OK, so initially I photocopied articles and performed various admin duties. But I soon became more interested in undertaking a wider range of tasks. It was by this time I knew librarianship was for me. I enjoyed alot of support from our Library Services Manager, who allowed me to take on more para-professional tasks. I enquired if I could take the BSc(Hons) Library and Information Studies by Distance Learning at the University of Wales, Aberystwyth. I started the course in 1997, completing in 2001 whilst continuing to work full-time at HEBS. Summer schools in Aber were a hoot. I met some wonderful friends there. Oh, and I shalln't forget the lock-ins in the Black Lion just down the road from the Llanbadarn Fawr campus.
Armed with my degree and 9 years experience, I felt ready to leave HEBS and so I started as solo librarian at ASH Scotland in August 2002. Looking back, being solo librarian brought its own challenges I hadn't anticipated. Mainly being incredibly busy single-handedly running a small library whilst developing new services (with support from my line manager). Such developments included negotiating access to The Knowledge Network (formerly the NHSScotland eLibrary) and improving the production, content and delivery of a weekly current awareness bulletin on new tobacco control publications. This in turn paved the way for me to produce a 'daily digest'. These bulletins proved very popular and our emailing list included addresses from all over Scotland and beyond.
With this post came a greater need for me to offer user education to ASH Scotland staff. This involved me offering training sessions on database searching and the production of a range of guides to databases and the library collection. A library assistant was appointed about a year after I started which helped share the workload a great deal.
After 2 years I decided I needed a change. A move to somewhere bigger. So in September 2004 I moved out of the health sector and joined the Library at Lauder College (now Carnegie College) as an Assistant Librarian. By now user education was becoming a far bigger part of my role. Giving library tours, lots of 1-2-1 student training on relevant resources to support their course work, and being involved in curriculum group meetings all served to show how important user education was. Looking back, I can see I was playing my part in teaching information literacy skills to our students. I just didn't know it then.

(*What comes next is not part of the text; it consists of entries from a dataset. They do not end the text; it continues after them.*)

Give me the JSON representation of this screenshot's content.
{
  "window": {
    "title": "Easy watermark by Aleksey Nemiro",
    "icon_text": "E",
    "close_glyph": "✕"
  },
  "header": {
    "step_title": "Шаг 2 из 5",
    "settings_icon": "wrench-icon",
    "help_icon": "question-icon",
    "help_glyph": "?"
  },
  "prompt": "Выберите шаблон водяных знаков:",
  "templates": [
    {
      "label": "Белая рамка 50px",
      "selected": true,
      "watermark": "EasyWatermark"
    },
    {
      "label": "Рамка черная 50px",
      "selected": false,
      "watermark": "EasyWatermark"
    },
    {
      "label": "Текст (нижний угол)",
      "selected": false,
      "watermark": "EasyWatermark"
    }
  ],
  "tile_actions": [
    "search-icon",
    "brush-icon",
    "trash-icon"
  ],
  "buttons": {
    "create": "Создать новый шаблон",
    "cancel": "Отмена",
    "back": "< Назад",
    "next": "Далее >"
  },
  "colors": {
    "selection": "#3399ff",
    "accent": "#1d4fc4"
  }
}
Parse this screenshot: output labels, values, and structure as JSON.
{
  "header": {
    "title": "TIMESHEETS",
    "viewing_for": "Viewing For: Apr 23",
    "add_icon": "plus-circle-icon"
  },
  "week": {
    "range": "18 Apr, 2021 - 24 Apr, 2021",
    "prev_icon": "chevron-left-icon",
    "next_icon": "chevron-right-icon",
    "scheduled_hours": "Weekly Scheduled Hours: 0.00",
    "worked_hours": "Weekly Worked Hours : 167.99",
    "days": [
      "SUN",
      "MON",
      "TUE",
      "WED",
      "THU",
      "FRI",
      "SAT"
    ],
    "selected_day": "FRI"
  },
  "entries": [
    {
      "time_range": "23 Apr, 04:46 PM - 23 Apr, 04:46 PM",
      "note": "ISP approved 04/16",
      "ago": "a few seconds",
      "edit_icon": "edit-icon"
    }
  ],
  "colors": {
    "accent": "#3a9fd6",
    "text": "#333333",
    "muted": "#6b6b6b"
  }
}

However, development opportunities were limited so I decided to move on, and in June 2005 I joined the Library Service at the Scottish Executive (now the Scottish Government). It was great to return to bigger library, and initially I was with our acquisitions team. With its emphasis on managing the library's document supply service and helping to manage contracts, I felt this was valuable experience. No doubt. But I did miss being on the front-end. In April 2006 I moved to the enquiry team. I've been there ever since. I currently conduct literature searches to support Scottish Government policy, and find myself involved in all manner of tasks to offer and develop information services to such a large and geographically widespread organisation. And information literacy has now become very much a central part of my job. Postings on my blog (hint, hint) will give you a measure of the specifics of the work I currently undertake.